Copy, from the material below, each line that contains the word "Mesh".

━━━━━ Data provided

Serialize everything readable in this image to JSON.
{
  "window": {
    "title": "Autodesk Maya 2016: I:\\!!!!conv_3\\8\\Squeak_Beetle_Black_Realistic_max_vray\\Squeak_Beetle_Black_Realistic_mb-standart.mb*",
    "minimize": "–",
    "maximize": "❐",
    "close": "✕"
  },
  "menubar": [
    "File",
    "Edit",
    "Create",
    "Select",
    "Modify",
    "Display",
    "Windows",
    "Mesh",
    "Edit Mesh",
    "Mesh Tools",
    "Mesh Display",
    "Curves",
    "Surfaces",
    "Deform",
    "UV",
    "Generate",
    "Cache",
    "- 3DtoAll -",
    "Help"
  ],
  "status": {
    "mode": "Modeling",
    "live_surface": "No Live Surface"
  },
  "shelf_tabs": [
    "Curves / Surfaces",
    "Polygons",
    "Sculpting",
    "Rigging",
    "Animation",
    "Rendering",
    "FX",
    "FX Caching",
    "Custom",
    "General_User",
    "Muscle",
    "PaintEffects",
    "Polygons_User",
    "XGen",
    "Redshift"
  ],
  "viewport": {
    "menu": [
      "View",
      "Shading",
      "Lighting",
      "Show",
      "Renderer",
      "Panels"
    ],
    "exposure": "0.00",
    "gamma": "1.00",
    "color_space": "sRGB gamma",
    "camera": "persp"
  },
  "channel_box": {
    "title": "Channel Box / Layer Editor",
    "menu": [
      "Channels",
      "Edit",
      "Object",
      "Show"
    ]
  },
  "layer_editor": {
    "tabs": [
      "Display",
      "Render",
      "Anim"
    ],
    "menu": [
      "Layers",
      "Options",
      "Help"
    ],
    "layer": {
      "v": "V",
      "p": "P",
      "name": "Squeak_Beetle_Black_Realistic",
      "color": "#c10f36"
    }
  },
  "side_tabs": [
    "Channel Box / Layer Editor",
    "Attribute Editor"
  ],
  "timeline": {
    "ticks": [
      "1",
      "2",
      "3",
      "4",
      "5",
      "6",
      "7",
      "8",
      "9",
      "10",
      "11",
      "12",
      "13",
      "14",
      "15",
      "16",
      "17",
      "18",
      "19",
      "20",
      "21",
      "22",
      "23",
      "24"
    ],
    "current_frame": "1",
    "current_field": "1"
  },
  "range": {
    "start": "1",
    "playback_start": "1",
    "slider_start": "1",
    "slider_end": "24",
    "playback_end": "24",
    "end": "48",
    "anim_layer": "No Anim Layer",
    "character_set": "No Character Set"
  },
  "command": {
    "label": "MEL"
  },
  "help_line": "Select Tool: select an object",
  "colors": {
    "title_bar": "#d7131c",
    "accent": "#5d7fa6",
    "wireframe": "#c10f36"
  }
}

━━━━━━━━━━

▶ Exercise response
    "Mesh",
    "Edit Mesh",
    "Mesh Tools",
    "Mesh Display",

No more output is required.